By David Jacobs | The Center Square
Legalizing marijuana in Louisiana died for the year Tuesday after lawmakers shot down a bill that called for taxing the product if it became legal.
Though House Bill 699 by Mandeville Republican Rep. Richard Nelson called for full legalization, House Bill 434, the tax bill, was the heavier lift because new taxes require the support of at least two-thirds of the members in each chamber.
HB 434 fell on a 47-48 vote, not even reaching a 53-vote simple majority, indicating HB 699 likely wouldn’t pass either. Nelson tabled the latter bill after the first vote.
Next year’s regular session is nonfiscal, so creating a new tax is off the table next year unless there is a special session.
Nelson was calling for a 15% retail tax on legal cannabis. Revenue would be split evenly between the state and local entities, with 20% dedicated to local law enforcement.
Rep. Bryan Fontenot, R-Thibodaux, criticized Nelson for attempting to legalize marijuana despite the opposition of the state sheriff’s association.
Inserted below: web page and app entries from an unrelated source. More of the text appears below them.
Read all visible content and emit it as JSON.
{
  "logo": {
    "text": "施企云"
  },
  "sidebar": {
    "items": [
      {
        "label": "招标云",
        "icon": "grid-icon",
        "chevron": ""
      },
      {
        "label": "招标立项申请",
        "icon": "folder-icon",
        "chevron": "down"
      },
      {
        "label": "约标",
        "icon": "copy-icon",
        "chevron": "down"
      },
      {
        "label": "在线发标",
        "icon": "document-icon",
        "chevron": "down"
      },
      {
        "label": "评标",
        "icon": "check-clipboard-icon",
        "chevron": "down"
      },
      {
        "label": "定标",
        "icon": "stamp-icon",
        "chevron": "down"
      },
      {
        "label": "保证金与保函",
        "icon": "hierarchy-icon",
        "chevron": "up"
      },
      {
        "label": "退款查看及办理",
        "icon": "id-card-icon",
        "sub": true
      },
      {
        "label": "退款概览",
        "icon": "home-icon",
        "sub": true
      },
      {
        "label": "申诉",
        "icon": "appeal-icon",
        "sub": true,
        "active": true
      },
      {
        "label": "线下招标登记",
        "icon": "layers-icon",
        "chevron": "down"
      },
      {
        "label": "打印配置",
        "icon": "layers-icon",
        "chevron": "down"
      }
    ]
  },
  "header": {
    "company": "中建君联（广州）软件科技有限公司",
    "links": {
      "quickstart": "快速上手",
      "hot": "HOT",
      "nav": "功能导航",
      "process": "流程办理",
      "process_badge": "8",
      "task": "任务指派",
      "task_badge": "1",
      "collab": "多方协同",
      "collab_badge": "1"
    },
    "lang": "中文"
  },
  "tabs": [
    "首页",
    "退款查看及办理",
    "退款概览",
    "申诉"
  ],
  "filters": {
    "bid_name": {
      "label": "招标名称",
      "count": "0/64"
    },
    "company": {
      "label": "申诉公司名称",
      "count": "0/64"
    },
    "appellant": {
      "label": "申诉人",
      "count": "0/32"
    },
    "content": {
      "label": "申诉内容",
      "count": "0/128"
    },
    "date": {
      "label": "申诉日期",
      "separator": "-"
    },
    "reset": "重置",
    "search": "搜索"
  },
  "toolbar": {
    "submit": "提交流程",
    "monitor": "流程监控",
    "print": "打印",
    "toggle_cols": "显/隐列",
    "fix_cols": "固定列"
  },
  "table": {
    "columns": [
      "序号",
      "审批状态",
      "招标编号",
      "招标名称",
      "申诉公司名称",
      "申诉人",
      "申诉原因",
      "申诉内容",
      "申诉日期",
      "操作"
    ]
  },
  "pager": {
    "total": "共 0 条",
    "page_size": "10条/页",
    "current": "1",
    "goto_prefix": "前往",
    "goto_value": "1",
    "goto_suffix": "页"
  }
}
He questioned whether 20% was the right number to give to law enforcement and said a study group should be put together to help determine whether dedications for education, roads or other needs should be considered.
Nelson said excessive dedications make crafting a state budget more difficult, suggesting letting lawmakers choose how to appropriate the money during a session based on current priorities is the better way to go. He added, however, he would be willing to consider additional dedications if Fontenot wanted to propose an amendment.
When Nelson argued for HB 699 during his committee hearing, part of his reasoning was that people are going to use marijuana regardless, so the state should tax and regulate its use.
“Right now, all this money goes to drug dealers,” Nelson said Tuesday.
Medical cannabis products are legal in Louisiana, though smoking the raw plant still is illegal even for therapeutic reasons. House bills 391 and 514 by Rep. Tanner Magee, R-Houma, which would make smokeable marijuana part of the state’s medical program, are pending in the Senate.
A Senate Judiciary committee is set to consider House Bill 652 by Rep. Cedric Glover, R-Shreveport. It calls for greatly reducing the potential penalties for possessing small amounts of marijuana. Possession of 14 grams or less only would be punishable with a $100 fine. Under current law, penalties increase with subsequent convictions and could lead to a felony and jail time.
Polls indicate most Louisiana residents favor legalizing marijuana. As of April 14, 17 states, two territories and the District of Columbia have enacted legislation to regulate legal adult use, according to the National Conference of State Legislatures.